It turns out the zombie team really couldn’t be killed after all. The dead kid doesn’t fear the knife. Ghosts don’t feel pain. There was no way to prevent Ivory Coast from winning the Africa Cup of Nations for the third time. League formats excepted, no side had ever won a major tournament after losing twice, but it was more than those defeats by Nigeria and Equatorial Guinea in the group phase. Three times in the knockouts they were behind and each time Emerse Faé’s side came back to prevail. Nobody could pretend that this Ivory Coast team is one of the great sides, but this was one of the great tournament wins.
No one would set out to win a tournament this way, qualifying from the group as the fourth of four best third-placed sides, sacking the coach, doing – at least if almost every player interview since is to be believed – a lot of looking in the mirror. But maybe this is the most fun way to win, amid chaos and disbelieving laughter and an inextinguishable will.
Yet there had been an odd sense that Ivory Coast’s win over DR Congo in the semi-final had ended the magic. There had been no revenant miracle about it; just an efficient midfield display. Faé, the stand-in coach appointed after the group stage, had called for just such a performance but, having got it, having not needed a preposterous late equaliser as he had in the previous two rounds, the hilarious sense that every second still in the competition was a bonus came to an end.
Suddenly there was expectation again – as there had been in the group stage, when Ivory Coast lost twice but somehow still squeaked through as one of the best third-placed sides.
But there was also gratitude. A huge banner was unfurled before kick-off thanking the players (it was later replaced by an enormous banner showing an “elephant commando” – an extremely hench and apparently cheery pachyderm, clad in green combats, an orange vest and a natty cap). It’s impossible to place a value on such things and it will be a long time before anybody can calculate whether the $1bn-plus spent on the tournament and related infrastructure has been a net positive.
However what is true is that the last two weeks have, as the president Alassane Ouattara demanded, presented an image of unity, 13 years after the end of the civil war and that, for most people, Ivory Coast’s implausible run to the final has been the most enormous fun. The scenes after Wednesday’s semi-final, with the streets frothing in orange-and-white celebration, will never be forgotten.

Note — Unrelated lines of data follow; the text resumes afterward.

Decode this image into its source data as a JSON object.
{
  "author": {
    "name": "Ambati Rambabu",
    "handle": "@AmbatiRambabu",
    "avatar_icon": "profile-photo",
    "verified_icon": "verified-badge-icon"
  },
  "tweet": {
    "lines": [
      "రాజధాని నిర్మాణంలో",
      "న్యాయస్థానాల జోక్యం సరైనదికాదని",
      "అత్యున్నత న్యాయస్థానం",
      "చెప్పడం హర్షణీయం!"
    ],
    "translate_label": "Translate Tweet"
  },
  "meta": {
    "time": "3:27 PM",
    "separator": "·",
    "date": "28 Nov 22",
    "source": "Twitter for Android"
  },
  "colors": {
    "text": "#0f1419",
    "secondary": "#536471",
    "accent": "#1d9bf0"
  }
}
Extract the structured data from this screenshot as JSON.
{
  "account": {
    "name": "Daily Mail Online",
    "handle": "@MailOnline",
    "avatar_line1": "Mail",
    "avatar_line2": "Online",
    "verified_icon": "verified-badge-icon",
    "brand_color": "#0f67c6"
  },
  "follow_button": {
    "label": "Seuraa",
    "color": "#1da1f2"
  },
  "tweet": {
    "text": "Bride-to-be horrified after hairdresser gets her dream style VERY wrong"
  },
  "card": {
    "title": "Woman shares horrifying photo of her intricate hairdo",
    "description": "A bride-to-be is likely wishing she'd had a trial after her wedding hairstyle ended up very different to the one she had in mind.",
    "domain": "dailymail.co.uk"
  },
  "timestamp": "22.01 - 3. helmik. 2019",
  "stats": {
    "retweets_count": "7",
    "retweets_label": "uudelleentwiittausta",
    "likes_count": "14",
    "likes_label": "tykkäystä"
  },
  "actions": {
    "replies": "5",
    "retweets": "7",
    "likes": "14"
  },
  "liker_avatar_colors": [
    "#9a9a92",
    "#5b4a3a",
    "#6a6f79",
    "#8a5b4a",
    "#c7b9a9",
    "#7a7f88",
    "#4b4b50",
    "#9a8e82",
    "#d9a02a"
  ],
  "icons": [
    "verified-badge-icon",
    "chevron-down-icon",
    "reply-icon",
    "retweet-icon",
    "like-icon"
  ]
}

The atmosphere at the start of the final was extraordinary, all but a tiny green-and-white splodge of the stadium clad in orange, desperately willing on the hosts. Every half-chance of a half-chance was roared and, for the first time since the group stage, Ivory Coast began a game the better. Even against DR Congo in the semi they had been tentative until the first cooling break.

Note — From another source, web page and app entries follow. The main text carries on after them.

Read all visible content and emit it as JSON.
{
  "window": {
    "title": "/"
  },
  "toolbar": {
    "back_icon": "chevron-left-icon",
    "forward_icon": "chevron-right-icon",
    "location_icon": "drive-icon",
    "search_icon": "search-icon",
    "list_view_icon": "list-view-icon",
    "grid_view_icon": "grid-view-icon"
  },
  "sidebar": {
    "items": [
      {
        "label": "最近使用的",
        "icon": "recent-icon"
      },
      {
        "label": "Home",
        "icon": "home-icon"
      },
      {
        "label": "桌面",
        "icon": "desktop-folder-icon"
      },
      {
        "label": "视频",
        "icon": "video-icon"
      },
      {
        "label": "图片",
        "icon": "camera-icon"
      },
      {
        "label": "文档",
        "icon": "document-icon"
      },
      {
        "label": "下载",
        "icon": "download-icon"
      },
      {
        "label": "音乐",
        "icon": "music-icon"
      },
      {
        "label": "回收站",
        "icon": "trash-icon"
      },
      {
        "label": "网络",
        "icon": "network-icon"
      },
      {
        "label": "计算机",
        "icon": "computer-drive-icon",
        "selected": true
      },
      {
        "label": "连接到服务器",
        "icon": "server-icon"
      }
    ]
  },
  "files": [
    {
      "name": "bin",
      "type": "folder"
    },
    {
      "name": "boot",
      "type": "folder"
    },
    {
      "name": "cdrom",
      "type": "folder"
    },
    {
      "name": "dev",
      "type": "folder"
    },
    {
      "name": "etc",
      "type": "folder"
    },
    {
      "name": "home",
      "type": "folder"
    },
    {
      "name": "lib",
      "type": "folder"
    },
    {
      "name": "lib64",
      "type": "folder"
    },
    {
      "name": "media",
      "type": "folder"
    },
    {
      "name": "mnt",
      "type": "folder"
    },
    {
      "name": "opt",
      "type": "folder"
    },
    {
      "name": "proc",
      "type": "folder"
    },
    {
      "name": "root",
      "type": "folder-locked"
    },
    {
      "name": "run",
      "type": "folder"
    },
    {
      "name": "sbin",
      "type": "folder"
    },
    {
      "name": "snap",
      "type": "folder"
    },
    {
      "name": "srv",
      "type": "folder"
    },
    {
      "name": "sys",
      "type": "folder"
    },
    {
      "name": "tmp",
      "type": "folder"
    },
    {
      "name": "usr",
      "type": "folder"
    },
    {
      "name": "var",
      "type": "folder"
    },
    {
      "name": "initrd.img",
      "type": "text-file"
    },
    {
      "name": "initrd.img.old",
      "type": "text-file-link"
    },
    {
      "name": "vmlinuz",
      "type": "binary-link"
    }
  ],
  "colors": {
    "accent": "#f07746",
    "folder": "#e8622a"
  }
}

But although they had corners, slung crosses across the box and generated a series of half-chances, it wasn’t until the 34th minute that they created a serious opportunity, Franck Kessié finding Simon Adingra in space on the left side of the box. His shot, though, was beaten away by Stanley Nwabali and there was no Ivorian player to touch in the rebound.
And, inevitably, having wasted so much of the early momentum, Ivory Coast conceded to Nigeria’s first corner. It was hardly a surprise if Nigeria began cautiously; if ever there was an occasion to suck the life out of the game and quieten the home fans, it was this. But suddenly Alex Iwobi seized on a loose ball and played in Zaidu Sanusi. His touch was uncertain on a poor surface but he did enough to win the corner. And when Samuel Chukwueze, slightly surprisingly recalled for Moses Simon, flicked on Ademola Lookman’s subsequent delivery, sending the ball looping into the air, William Troost-Ekong powered in his fourth goal of the tournament.
That was the first goal scored in any of the five finals in which Ivory Coast have played, and seemed to place Nigeria in a glorious position. They are good defensively anyway – only two goals conceded in their six previous games at the tournament – but also they are managed by the man José Mourinho describes as his best friend in football, José Peseiro. It’s easy to see why: they share a certain swagger, an unapologetic pragmatism. But trying to spoil and hold a lead in the classic Mourinho manner doesn’t really work in the modern game.
Slowly the Ivorian pressure was ramped up. Calvin Bassey blocked a goalbound Gradel shot. Seko Fofana was denied by Nwabali. And then, on 62 minutes, Kessié headed in Adingra’s corner. Nigeria couldn’t change gear. The only question was when the winner would come. It arrived on 81 minutes as Adingra’s cross was touched in by Sébastien Haller.